A Beginners Guide to Brine Shrimp

Do you feed your saltwater fish flake foods, pellets or frozen mysis? How about live brine shrimp or live fish foods in general? In this article I am going to explain the benefits of feeding your fish live food, specifically brine shrimp (Artemia salina). These creatures can be extremely nutritious for your livestock and are applicable for all levels of marine aquarists.

Background of Artemia Salina Brine Shrimp

brine shrimp

Brine shrimp (Artemia salina) are small, filter-feeding crustaceans that live in saltwater habitats. They grow to around 8 mm and take about a week to mature depending on the conditions. After they mature, they can live for several months and produce as much as 75 eggs every day. They live in a large range of different saline habitats inland and on the coast. These creatures have a remarkable resistance to changes in temperature and salinity levels. Their gills allow them to survive these conditions by absorbing or extracting ions as needed. They therefore may live offshore, in lakes or in man-made bodies of water in most parts of the world. To eat, they use structures on their legs to capture phytoplankton.

Benefits to Your Tank

Most people would agree that it is much easier to feed your saltwater fish flakes or pellets instead of live brine shrimp, copepods, amphipods or even frozen food. While dry food has its advantages, it is beneficial to feed your fish a varied diet. Imagine eating only potatoes to get you through each day. While you would survive, you would not be entirely healthy for long. It is the same for the fish in your aquarium; they can survive off of dry food, but they are not as healthy as they could possibly be. Hobbyist avoid feeding live food most likely because it is not as easy to use as dry food, too expensive, or they doubt that it has real positive effects on their tank. If you have been in this hobby for much time, you would have heard the phrase, “you get out what you put in.” This applies to feeding, too.
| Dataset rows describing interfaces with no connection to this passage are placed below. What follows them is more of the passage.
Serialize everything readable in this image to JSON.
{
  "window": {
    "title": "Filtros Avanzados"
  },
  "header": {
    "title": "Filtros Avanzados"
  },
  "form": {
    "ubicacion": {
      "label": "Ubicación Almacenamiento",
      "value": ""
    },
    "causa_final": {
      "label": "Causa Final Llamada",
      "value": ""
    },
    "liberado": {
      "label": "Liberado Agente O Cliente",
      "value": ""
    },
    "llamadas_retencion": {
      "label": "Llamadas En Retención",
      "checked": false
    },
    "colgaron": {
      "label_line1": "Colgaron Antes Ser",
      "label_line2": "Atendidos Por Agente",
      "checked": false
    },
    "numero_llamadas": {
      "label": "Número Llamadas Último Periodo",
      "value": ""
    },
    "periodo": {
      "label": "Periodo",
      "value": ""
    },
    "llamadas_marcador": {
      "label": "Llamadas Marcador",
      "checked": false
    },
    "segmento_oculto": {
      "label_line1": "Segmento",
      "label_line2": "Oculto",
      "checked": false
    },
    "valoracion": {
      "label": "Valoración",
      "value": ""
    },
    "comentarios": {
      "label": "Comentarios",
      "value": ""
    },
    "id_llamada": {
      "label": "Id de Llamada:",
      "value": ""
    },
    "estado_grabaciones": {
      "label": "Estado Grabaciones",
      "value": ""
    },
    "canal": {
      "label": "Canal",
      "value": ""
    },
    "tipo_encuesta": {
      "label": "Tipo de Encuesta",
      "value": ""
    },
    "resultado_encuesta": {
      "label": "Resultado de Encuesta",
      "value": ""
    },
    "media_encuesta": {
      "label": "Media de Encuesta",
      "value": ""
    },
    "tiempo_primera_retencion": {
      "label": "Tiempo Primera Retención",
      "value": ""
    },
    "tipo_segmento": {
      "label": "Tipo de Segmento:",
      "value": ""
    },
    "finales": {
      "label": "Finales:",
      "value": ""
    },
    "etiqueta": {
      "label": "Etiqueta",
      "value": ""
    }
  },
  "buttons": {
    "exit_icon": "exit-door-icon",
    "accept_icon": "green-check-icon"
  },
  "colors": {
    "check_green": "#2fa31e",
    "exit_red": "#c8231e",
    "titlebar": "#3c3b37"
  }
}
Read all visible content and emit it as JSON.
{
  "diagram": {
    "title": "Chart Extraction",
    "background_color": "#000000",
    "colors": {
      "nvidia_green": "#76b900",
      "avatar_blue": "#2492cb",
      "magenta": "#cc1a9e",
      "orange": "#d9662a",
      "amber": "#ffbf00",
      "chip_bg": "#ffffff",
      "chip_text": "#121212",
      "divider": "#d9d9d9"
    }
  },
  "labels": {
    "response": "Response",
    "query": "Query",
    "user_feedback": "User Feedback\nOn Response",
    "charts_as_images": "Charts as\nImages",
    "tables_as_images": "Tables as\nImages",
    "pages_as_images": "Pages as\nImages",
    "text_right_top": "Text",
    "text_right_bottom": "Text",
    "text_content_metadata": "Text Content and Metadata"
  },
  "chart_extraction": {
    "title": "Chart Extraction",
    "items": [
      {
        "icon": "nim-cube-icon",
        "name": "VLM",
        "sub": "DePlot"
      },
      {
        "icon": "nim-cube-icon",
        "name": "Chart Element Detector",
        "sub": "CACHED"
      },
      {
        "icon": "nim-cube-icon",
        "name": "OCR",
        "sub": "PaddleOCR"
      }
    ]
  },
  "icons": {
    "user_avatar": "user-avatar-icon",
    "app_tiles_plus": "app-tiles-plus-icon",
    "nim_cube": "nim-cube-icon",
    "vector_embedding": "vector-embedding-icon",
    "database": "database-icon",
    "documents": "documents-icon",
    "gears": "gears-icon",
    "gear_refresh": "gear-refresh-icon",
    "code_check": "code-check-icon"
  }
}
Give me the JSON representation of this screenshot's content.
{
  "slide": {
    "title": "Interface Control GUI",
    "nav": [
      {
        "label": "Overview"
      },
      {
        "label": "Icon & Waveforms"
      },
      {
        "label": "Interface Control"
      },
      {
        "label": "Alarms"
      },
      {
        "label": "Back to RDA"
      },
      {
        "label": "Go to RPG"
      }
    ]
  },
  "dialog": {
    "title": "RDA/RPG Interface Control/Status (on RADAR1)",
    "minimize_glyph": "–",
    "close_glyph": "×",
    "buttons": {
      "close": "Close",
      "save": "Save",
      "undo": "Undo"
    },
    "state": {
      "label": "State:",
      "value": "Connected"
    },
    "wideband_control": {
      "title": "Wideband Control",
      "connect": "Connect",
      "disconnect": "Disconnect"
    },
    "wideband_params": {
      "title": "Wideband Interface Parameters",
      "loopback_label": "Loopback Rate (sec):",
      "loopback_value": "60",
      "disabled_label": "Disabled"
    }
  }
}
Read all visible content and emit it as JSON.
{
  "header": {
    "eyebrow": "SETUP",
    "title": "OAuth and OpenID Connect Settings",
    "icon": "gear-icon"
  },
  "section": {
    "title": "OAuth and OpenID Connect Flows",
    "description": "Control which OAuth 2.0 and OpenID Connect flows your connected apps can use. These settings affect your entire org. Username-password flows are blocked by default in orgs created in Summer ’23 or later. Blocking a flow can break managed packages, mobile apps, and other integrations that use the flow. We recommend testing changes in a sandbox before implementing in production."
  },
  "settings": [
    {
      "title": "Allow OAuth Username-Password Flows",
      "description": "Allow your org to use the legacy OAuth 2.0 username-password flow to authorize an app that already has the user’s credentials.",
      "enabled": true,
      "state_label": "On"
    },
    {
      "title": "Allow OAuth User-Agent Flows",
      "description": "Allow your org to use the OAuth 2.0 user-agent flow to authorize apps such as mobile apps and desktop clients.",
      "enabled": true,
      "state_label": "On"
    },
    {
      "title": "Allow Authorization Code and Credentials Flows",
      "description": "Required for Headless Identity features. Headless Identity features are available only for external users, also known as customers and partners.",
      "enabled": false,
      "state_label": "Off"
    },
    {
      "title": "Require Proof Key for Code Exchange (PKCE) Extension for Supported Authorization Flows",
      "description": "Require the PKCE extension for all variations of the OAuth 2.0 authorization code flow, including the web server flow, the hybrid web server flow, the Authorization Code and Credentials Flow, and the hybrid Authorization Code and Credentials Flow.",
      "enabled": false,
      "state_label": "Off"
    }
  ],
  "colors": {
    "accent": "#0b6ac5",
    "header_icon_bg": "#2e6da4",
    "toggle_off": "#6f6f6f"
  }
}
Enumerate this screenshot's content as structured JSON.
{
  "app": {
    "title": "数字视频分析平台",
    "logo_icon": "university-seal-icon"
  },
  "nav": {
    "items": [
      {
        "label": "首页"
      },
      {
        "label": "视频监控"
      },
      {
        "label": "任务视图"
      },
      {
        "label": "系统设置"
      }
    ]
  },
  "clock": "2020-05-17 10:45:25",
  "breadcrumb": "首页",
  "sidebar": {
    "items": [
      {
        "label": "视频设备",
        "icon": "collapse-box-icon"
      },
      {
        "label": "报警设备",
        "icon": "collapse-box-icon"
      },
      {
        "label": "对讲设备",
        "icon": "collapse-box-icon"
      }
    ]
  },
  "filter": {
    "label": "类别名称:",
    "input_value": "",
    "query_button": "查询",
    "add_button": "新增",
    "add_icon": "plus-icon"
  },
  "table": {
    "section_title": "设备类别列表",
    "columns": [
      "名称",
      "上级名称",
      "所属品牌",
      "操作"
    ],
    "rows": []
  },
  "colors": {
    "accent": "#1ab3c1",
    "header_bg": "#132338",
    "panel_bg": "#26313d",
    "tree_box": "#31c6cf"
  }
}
If you feed your fish well, they will live long with amazing vibrant colors. Otherwise, they will just survive until their shortened lives end. Feeding your fish different varieties of food will promote better coloration and a longer life. As saltwater aquarists, our main goal is to replicate the natural environment of the ocean as accurately as possible in our reef tanks. In natural reefs, fish do not get fed flake food or frozen food. They hunt and eat live organism enriched by nutrients from the natural environments. Why would we not at least attempt to do the same in our aquariums? By feeding live food, you are more accurately replicating the ocean environment from which they naturally live in. Another popular reason for feeding live brine is to meet the needs of finicky fish. Fish such as dragonets, butterflies or anthias are all fishes that are known to be difficult to keep successfully because of their dietary needs. Live food can be used to train these fishes to start eating a certain kind of food (such as frozen). You could also regularly feed live food which would be best for the fish but not required. While most people feed copepods, brine shrimp are also a great option. They are just as useful as rotifers and copepods for food. The downside is that they cannot reproduce or even last more than an hour in a reef tank that is fully stocked.

Copepods are not big enough to feed many aquarium fishes. On the other hand, brine shrimp can be eaten by most or all of the fish in your reef tank.

Live or Frozen Food?

Why is live brine better than frozen brine? It is simply because frozen food in general lacks some nutrients. It may have less than dry food. Some aquarist fix this by soaking the food in food enhancers and dietary supplements. The problem with this is that it is even more unnatural. It could also be more expensive and involve more work. It seems live food is the way to go.

How to Add Artemia salina to a Tank

Feeding the brine shrimp to your fish is quite simple. First, be sure to temperature acclimate them by floating them in a container in your tank. It is good to do this so that the shrimp are not stunned when you first put them in the aquarium. While this is important, brine shrimp are very tolerant to sudden changes. Do not worry about it too much, just keep it in mind. Before you pour them in, turn off all your pumps and powerheads, otherwise, they could just get chopped up in the powerheads or sucked into your filtration system. Now you are ready to put them in. I recommend not dumping them in all at once in the same spot but instead all throughout the tank at different times within five minutes. Unlike copepods, amphipods, or rotifers, you do not want to put them in sump or refugium, or at night. The reason you would do this (with copepods, amphipods, etc.) is so they can avoid getting completely eaten by fish and begin reproducing. However, brine shrimp will most likely not reproduce in your refugium like these other small crustaceans.


Brine shrimp (Artemia salina) (especially nano brine shrimp) are an excellent live food that can be added to any saltwater aquarium. They are more nutritionally complete than most dry or frozen foods. They can also be used to feed or train finicky fish. Like anything else in the hobby, there are many ways to feed brine shrimp so don’t be afraid to try your own methods!

9 thoughts on “A Beginners Guide to Brine Shrimp”

Leave a Comment

Your email address will not be published. Required fields are marked *